The staff at IronPlanet loves a good backstory. Inspired by the selection of mixer trucks on this week's auction, we began thinking, "how did these machines, fascinating to both children and adults, come to be?" To understand the mixers, a little background in cement is helpful.
"I'm so over this."
The original cement haulers were the Egyptians. Around 3000 BC, the Egyptians mixed gypsum and lime to create mortar and immediately got to work on the pyramids.
Romans picked up the technology and improved the it by mixing volcanic ash with slaked lime, enabling cement to harden underwater. The Coliseum, the Parthenon, the baths, and the Basilica of Constantine were built In a flurry of construction from 300 BC to 476 AD.

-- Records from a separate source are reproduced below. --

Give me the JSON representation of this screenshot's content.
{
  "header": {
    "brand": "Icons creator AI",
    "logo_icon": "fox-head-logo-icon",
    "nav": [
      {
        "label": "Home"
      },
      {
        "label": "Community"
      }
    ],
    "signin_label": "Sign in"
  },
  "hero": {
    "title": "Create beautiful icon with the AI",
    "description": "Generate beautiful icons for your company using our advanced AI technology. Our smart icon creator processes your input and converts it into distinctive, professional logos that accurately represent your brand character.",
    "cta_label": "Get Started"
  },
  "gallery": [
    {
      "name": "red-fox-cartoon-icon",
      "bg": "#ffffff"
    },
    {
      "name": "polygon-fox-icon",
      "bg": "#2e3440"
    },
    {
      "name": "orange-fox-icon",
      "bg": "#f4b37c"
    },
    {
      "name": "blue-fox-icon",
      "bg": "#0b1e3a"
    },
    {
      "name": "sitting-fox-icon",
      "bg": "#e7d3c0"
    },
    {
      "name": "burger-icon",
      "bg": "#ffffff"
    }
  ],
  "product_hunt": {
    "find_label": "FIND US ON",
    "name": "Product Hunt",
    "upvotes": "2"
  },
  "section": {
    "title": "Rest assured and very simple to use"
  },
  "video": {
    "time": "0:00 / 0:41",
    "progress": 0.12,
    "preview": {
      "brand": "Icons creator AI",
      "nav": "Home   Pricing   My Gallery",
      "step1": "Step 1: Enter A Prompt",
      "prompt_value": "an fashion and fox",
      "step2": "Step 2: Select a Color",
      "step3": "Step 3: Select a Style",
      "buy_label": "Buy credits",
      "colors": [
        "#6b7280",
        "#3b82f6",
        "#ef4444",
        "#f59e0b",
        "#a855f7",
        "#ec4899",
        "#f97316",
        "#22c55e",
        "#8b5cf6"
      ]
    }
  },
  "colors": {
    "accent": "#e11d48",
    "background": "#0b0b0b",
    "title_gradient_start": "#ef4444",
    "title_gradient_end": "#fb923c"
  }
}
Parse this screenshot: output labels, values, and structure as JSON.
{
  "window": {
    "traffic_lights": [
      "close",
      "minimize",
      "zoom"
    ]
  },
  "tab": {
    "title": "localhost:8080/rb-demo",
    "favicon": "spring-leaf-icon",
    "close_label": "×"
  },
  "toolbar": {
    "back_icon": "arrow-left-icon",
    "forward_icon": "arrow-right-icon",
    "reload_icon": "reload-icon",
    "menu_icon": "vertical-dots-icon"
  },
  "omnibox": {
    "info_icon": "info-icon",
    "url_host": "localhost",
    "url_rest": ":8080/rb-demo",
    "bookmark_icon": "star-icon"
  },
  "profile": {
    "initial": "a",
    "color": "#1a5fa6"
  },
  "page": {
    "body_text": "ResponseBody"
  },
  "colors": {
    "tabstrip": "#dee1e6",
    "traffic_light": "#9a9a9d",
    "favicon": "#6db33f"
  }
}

In the early 1900s, cement was delivered by horse-drawn concrete mixer. Wooden paddles churned the mixture as the cart wheels turned. Which was OK, until . . .
Need a street? No prob, where do you want it? We got your bridge right here, mister. Dam the Colorado River? Hold my coffee.
By the 1940s, engines and truck-frame construction caught up to the need for a rugged vehicle capable of hauling thousands of pounds of unset concrete. As the building boom following World War II went into full swing, mixer trucks came into their own.